Locate all lines in the data below that hold "content" and show them.

______________________________

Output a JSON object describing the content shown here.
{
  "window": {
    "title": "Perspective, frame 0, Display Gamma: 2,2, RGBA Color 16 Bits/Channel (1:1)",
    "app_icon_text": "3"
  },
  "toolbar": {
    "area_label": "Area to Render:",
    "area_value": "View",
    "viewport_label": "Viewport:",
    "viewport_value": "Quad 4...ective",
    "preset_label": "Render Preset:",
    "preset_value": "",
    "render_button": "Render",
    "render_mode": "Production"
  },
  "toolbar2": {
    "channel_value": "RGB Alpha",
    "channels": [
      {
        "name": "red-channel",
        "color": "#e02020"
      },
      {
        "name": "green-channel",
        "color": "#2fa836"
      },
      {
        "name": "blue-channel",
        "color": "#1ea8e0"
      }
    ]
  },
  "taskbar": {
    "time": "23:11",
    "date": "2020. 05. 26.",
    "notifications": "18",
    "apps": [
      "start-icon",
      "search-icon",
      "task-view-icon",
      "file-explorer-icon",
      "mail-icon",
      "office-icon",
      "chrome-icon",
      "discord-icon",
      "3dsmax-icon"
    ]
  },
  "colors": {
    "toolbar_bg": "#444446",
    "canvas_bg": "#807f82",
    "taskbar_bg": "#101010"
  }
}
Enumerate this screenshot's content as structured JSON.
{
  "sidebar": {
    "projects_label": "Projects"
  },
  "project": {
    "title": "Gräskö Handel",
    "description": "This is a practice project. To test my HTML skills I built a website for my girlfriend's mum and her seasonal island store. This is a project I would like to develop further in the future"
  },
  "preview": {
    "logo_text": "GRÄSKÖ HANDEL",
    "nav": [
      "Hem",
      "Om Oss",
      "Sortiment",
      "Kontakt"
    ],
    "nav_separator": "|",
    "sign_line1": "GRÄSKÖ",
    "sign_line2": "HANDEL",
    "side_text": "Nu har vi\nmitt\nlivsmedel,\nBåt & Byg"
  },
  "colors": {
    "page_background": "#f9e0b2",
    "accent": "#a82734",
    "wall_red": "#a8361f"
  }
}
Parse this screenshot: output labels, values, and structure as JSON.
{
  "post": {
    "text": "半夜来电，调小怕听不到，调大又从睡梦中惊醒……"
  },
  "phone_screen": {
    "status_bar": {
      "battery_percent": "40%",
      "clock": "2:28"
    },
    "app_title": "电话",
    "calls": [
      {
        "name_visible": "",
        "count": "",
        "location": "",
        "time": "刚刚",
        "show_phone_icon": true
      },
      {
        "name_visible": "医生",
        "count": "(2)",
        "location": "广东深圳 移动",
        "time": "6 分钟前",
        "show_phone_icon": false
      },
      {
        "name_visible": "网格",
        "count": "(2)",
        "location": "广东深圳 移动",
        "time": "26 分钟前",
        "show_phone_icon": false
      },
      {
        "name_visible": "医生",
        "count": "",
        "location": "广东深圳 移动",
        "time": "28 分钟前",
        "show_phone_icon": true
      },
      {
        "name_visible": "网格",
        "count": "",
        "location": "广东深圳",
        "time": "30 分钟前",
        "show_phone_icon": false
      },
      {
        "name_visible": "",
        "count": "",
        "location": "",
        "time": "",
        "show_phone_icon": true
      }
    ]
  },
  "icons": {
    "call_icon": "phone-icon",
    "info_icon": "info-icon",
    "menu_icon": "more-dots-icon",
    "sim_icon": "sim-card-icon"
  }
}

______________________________

__Completed task__.
Output a JSON object describing the content shown here.
Enumerate this screenshot's content as structured JSON.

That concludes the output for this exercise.